NEW CANADA, Maine — Erin Parisien has the heart and soul of a gambler.
Now she and her husband, Richard Nielsen, have gone all in, raising and selling beef cattle in northern Maine, and they’re betting the area’s appetite for locally produced beef will pay off.
The couple founded Aroostook Beef Co. in 2014 after moving to Maine from Nebraska and purchasing land in New Canada, just south of Fort Kent.
“We started off with Black Angus beef,” Parisien said over breakfast at a local diner recently. “That’s what we raised in Nebraska. That’s what we know.”
A native of Maine, the 28-year-old rancher moved as a young girl to Nebraska said cattle ranching was never anything she’d given thought to as a career, much less in Maine.
“I was a city kid,” Parisien said. “I grew up just outside Omaha, and in high school I thought cow tipping was a real thing.”
For a time, she planned to head to Las Vegas and score big playing poker. She even saved up the money to fund the venture.
But when her fellow poker partner backed out, she found herself working at a diner, where she met Nielsen, an experienced cattleman. The two eventually decided to go into the cattle business as a team.
At first, she said, they were looking at land in Montana, but visits to the St. John Valley — where Parisien has family — and the availability of land that met their criteria changed those plans.
“Northern Maine is actually good beef country,” Parisien said. “It’s working pretty well. There is open pastureland and a lot of water. In fact, when I first went out on our pastures and saw water actually bubbling out of the ground, I thought that was the neatest thing ever.”
Roughy half the ranch is wooded, and it’s in those shady woods where most of the cattle spend hot summer afternoons.
Days at Aroostook Beef Co. start at sunup, with feeding and watering the 100-plus member cattle herd and tending the large flock of chickens and several pet goats.
With the recently warm and finally rain-free weather, haying has begun.
“We do give them a lot of treats,” Parisien said. “So if they hear us coming, they’ll usually come running.”
The Aroostook Beef Co.’s cattle being sold for meat were born and raised on the New Canada farm.

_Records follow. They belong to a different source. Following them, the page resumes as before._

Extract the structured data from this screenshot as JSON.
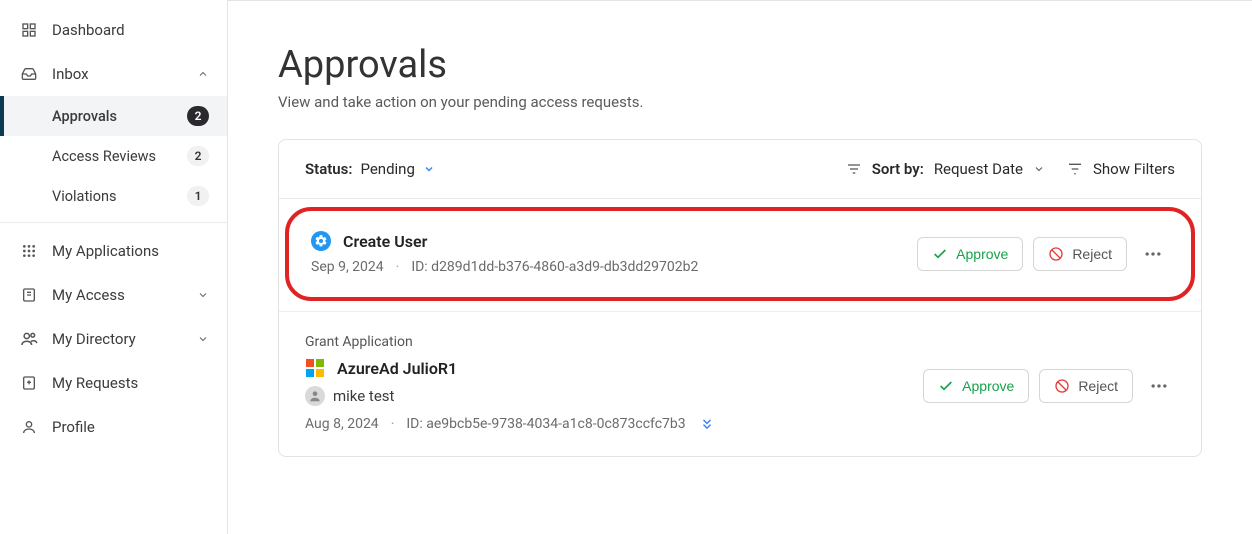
{
  "sidebar": {
    "items": [
      {
        "label": "Dashboard"
      },
      {
        "label": "Inbox"
      },
      {
        "label": "Approvals",
        "badge": "2"
      },
      {
        "label": "Access Reviews",
        "badge": "2"
      },
      {
        "label": "Violations",
        "badge": "1"
      },
      {
        "label": "My Applications"
      },
      {
        "label": "My Access"
      },
      {
        "label": "My Directory"
      },
      {
        "label": "My Requests"
      },
      {
        "label": "Profile"
      }
    ]
  },
  "page": {
    "title": "Approvals",
    "subtitle": "View and take action on your pending access requests."
  },
  "toolbar": {
    "status_label": "Status:",
    "status_value": "Pending",
    "sort_label": "Sort by:",
    "sort_value": "Request Date",
    "show_filters": "Show Filters"
  },
  "requests": [
    {
      "title": "Create User",
      "date": "Sep 9, 2024",
      "id_label": "ID: d289d1dd-b376-4860-a3d9-db3dd29702b2",
      "approve": "Approve",
      "reject": "Reject"
    },
    {
      "category": "Grant Application",
      "title": "AzureAd JulioR1",
      "user": "mike test",
      "date": "Aug 8, 2024",
      "id_label": "ID: ae9bcb5e-9738-4034-a1c8-0c873ccfc7b3",
      "approve": "Approve",
      "reject": "Reject"
    }
  ]
}
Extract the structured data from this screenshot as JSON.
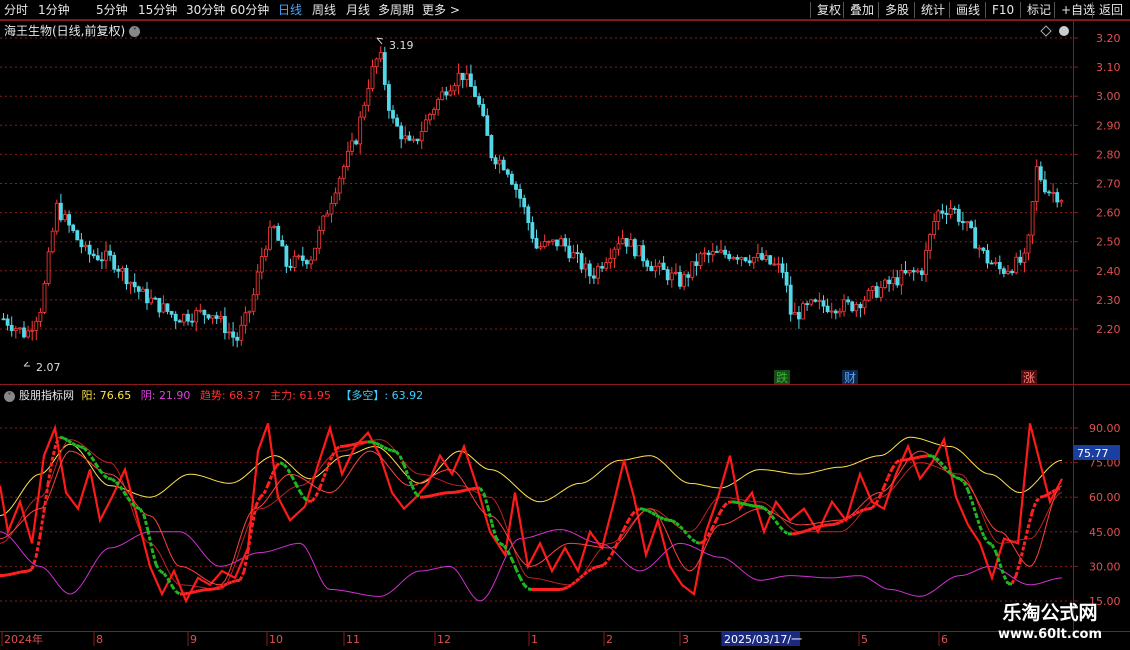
{
  "toolbar": {
    "periods": [
      "分时",
      "1分钟",
      "5分钟",
      "15分钟",
      "30分钟",
      "60分钟",
      "日线",
      "周线",
      "月线",
      "多周期",
      "更多 >"
    ],
    "active_period": "日线",
    "right_buttons": [
      "复权",
      "叠加",
      "多股",
      "统计",
      "画线",
      "F10",
      "标记",
      "+自选",
      "返回"
    ]
  },
  "main_chart": {
    "title": "海王生物(日线,前复权)",
    "price_axis": [
      "3.20",
      "3.10",
      "3.00",
      "2.90",
      "2.80",
      "2.70",
      "2.60",
      "2.50",
      "2.40",
      "2.30",
      "2.20"
    ],
    "high_label": "3.19",
    "low_label": "2.07",
    "markers": [
      {
        "text": "跌",
        "color": "#2db82d"
      },
      {
        "text": "财",
        "color": "#5aa0ff"
      },
      {
        "text": "涨",
        "color": "#c0392b"
      }
    ],
    "colors": {
      "up": "#ff3b3b",
      "down": "#54d8e8",
      "grid": "#8b1a1a"
    }
  },
  "indicator": {
    "name": "股朋指标网",
    "values": [
      {
        "label": "阳:",
        "value": "76.65",
        "color": "#ffe34d"
      },
      {
        "label": "阴:",
        "value": "21.90",
        "color": "#e040e0"
      },
      {
        "label": "趋势:",
        "value": "68.37",
        "color": "#ff3030"
      },
      {
        "label": "主力:",
        "value": "61.95",
        "color": "#ff3030"
      },
      {
        "label": "【多空】:",
        "value": "63.92",
        "color": "#40d0ff"
      }
    ],
    "axis": [
      "90.00",
      "75.00",
      "60.00",
      "45.00",
      "30.00",
      "15.00"
    ],
    "current_value": "75.77"
  },
  "time_axis": {
    "labels": [
      "2024年",
      "8",
      "9",
      "10",
      "11",
      "12",
      "1",
      "2",
      "3",
      "2025/03/17/一",
      "5",
      "6"
    ]
  },
  "watermark": {
    "line1": "乐淘公式网",
    "line2": "www.60lt.com"
  }
}
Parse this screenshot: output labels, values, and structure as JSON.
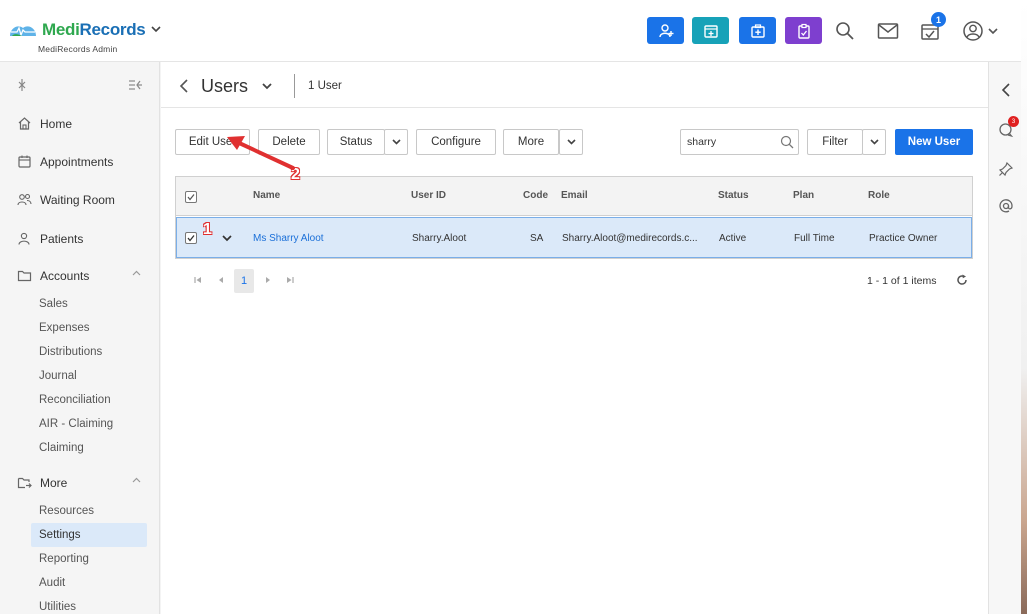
{
  "app": {
    "brand_part1": "Medi",
    "brand_part2": "Records",
    "subtitle": "MediRecords Admin",
    "notification_count": "1",
    "colors": {
      "primary": "#1a73e8",
      "teal": "#17a2b8",
      "purple": "#7e3fcf",
      "green": "#2fa84f",
      "navy": "#1a6fb5"
    }
  },
  "toolbar_icons": [
    "add-patient-icon",
    "calendar-icon",
    "medical-case-icon",
    "clipboard-icon",
    "search-icon",
    "mail-icon",
    "calendar-check-icon",
    "user-account-icon"
  ],
  "sidebar": {
    "nav": [
      {
        "label": "Home",
        "icon": "home-icon"
      },
      {
        "label": "Appointments",
        "icon": "calendar-icon"
      },
      {
        "label": "Waiting Room",
        "icon": "users-icon"
      },
      {
        "label": "Patients",
        "icon": "user-icon"
      },
      {
        "label": "Accounts",
        "icon": "folder-icon"
      }
    ],
    "accounts_sub": [
      "Sales",
      "Expenses",
      "Distributions",
      "Journal",
      "Reconciliation",
      "AIR - Claiming",
      "Claiming"
    ],
    "more_label": "More",
    "more_sub": [
      "Resources",
      "Settings",
      "Reporting",
      "Audit",
      "Utilities"
    ]
  },
  "header": {
    "title": "Users",
    "count": "1 User"
  },
  "actions": {
    "edit": "Edit User",
    "delete": "Delete",
    "status": "Status",
    "configure": "Configure",
    "more": "More",
    "search_value": "sharry",
    "filter": "Filter",
    "new_user": "New User"
  },
  "grid": {
    "columns": [
      "Name",
      "User ID",
      "Code",
      "Email",
      "Status",
      "Plan",
      "Role"
    ],
    "rows": [
      {
        "name": "Ms Sharry Aloot",
        "user_id": "Sharry.Aloot",
        "code": "SA",
        "email": "Sharry.Aloot@medirecords.c...",
        "status": "Active",
        "plan": "Full Time",
        "role": "Practice Owner"
      }
    ]
  },
  "pager": {
    "page": "1",
    "info": "1 - 1 of 1 items"
  },
  "annotations": {
    "step1": "1",
    "step2": "2"
  },
  "right_rail": {
    "chat_badge": "3"
  }
}
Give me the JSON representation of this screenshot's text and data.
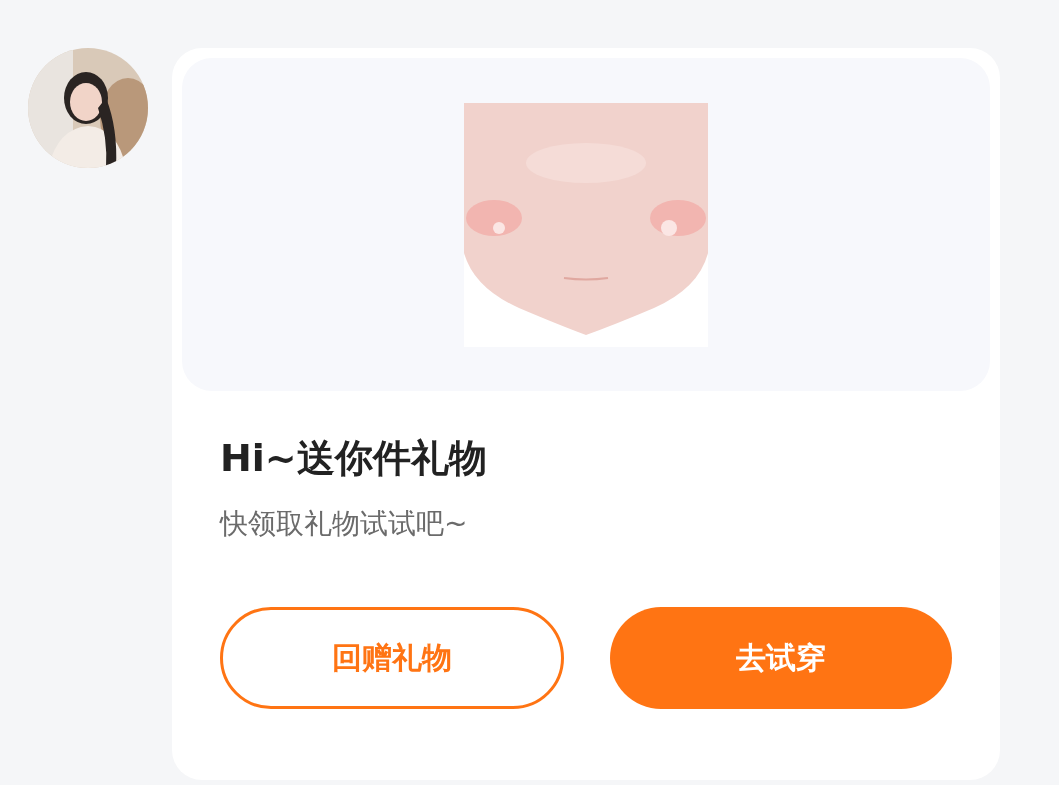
{
  "card": {
    "title": "Hi~送你件礼物",
    "subtitle": "快领取礼物试试吧~",
    "buttons": [
      {
        "label": "回赠礼物",
        "kind": "outline"
      },
      {
        "label": "去试穿",
        "kind": "filled"
      }
    ]
  }
}
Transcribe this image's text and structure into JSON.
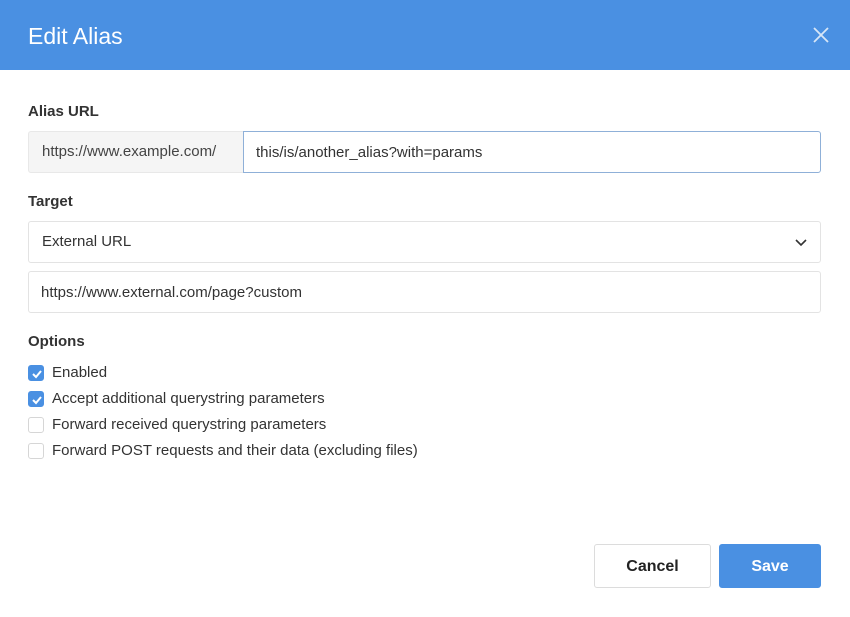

They are fed only local hay and grain, Parisien said, and are not given growth hormones or antibiotics.
For now, Aroostook Beef is sold locally, directly from the farm and at area farmers markets.
“It’s been a bit of a struggle to get people to realize local beef is going to be superior to what they get at a grocery store with commercial beef, but they are beginning to figure that out,” she said.
This season, Parisien and Nielsen are offering beef CSAs, allowing people to pre-purchase a set amount of beef by the month.
For Parisien, the entire cattle process has been a learning experience.
“You have to start somewhere. For us it was buying the land, build[ing] storage for food and equipment and then buy[ing our] first cows and bull,” she said. “Nine months later you have a calf and — if you are lucky — 16 months after that you have something to sell.”
She also had to learn how to run the various tractors and implements needed to manage the land.
“When anything on the equipment would go wrong, right away I’d call Rich,” she said with a laugh. “Now, with some of the minor breakdowns I can figure it out. But there is still stuff that goes really wrong [and] repairs of that are beyond my paygrade.”
Parisien also finds the science behind what makes a good meat producer fascinating.
“I’ll spend a lot of time researching the DNA and genetics of different cows and bulls,” she said. “I want to track down what I feel is that perfect animal.”
Using that knowledge, Parisien said she and Nielsen purchased their first cows and bulls from western states, including Montana and the Dakotas. The cattle being sold for meat are the Maine-born offspring of those animals.
So far, the couple is pleased with how their herd and life in Maine is shaping up, and Parisien said it was worth the toss of the dice.
“When I play poker there is so much more going on than just what cards you have or what meets the eye,” she said. “With my cattle, I find there is so much more going on with them than meets the eye; you just have to play your cards and go with it.”